It starts with books. Many things get my head spinning, I prefer literature as my form of dialogue with people I cannot sit and have a beer with, some of these people lived centuries ago, some live today but are too far away. Ok, I enjoy other forms of media too. The book allows me to sit and ponder the ideas scripted on this canvass. It also gives a point of reference for others to come together and dissect.

One of the topics of a book I have read concerned tolls for roads. The author made some interesting points regarding their use. I have never considered his ideas on tolling and had been usually adverse to their construction and use. I figured, “Just another way for the government to continue taking money because they cannot spend money wisely enough.”

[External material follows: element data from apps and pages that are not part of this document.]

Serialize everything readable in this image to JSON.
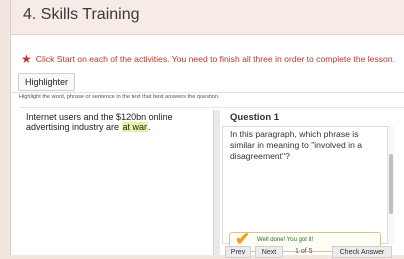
{
  "header": {
    "title": "4. Skills Training"
  },
  "instruction": {
    "text": "Click Start on each of the activities. You need to finish all three in order to complete the lesson."
  },
  "tabs": {
    "highlighter_label": "Highlighter"
  },
  "help": {
    "text": "Highlight the word, phrase or sentence in the text that best answers the question."
  },
  "passage": {
    "before": "Internet users and the $120bn online advertising industry are ",
    "highlight": "at war",
    "after": "."
  },
  "question": {
    "heading": "Question 1",
    "text": "In this paragraph, which phrase is similar in meaning to \"involved in a disagreement\"?"
  },
  "feedback": {
    "text": "Well done! You got it!"
  },
  "nav": {
    "prev_label": "Prev",
    "next_label": "Next",
    "counter": "1 of 5",
    "check_label": "Check Answer"
  },
  "icons": {
    "star": "star-icon",
    "check": "check-icon"
  },
  "colors": {
    "accent": "#b53a2f",
    "highlight": "#e7f3a7",
    "check": "#f0a11a"
  }
}
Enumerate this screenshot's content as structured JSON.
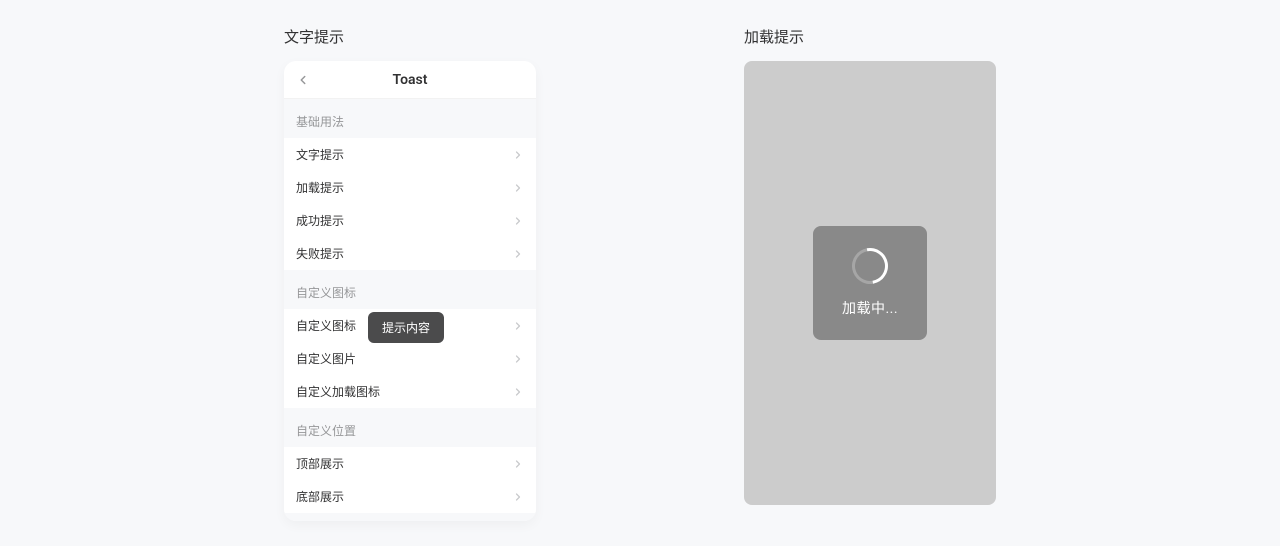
{
  "left": {
    "sectionTitle": "文字提示",
    "navTitle": "Toast",
    "groups": {
      "basic": {
        "label": "基础用法",
        "items": [
          "文字提示",
          "加载提示",
          "成功提示",
          "失败提示"
        ]
      },
      "customIcon": {
        "label": "自定义图标",
        "items": [
          "自定义图标",
          "自定义图片",
          "自定义加载图标"
        ]
      },
      "customPosition": {
        "label": "自定义位置",
        "items": [
          "顶部展示",
          "底部展示"
        ]
      }
    },
    "toastText": "提示内容"
  },
  "right": {
    "sectionTitle": "加载提示",
    "loadingText": "加载中..."
  }
}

His point is quite simple. Infrastructure as such costs a lot of money. For example, the two overpasses on the loop will cost around 22 million dollars. The money to construct and buy this infrastructure will be paid for via tax payers, all of them in Texas (city, county, and state). However, many of these taxpayers will never use it. I know I will on my voyage to work and back, but I am a citizen of Victoria and it seems proper for me to pay for what I use, either by taxes (if the community wants it) or by pay-per-use of some sort. For the sake of discussion, let’s reference this “Pay-per-use.”

His next point is a little different. He looks at the use of infrastructure on the effects of communities in regards to business. He seems to say that infrastructure paves the way for large corporations to really outcompete small and local shops. How does this happen? Well take Wal-Mart. Wal-Mart’s success is dependent on the supply chain, getting products from one place to another swiftly and cheaply. The better the highways, loops, overpasses, etc. the better supply chain for this company. The problem the author notices is that Wal-Mart doesn’t have to pay for the infrastructure (what the author would see as a government subsidy favoring large corporations) which allows it to move bulk goods on the cheap. If Wal-Mart had to pay for the use of the roadway according to the amount it uses it, it probably would not be able to compete with regional and local grocery chains. The author basically says we allow the large corporations government subsidies which makes the playing field uneven for small shops. Does this make sense?

I guess these thoughts from the book jumped to mind with the recent passing of Loop 463 overpass project. What are your thoughts? Does the author make a valid point? Is it realistic to incorporate a pay-per-use method for infrastructure? Do you think this allows large corporations a better shake of the hand?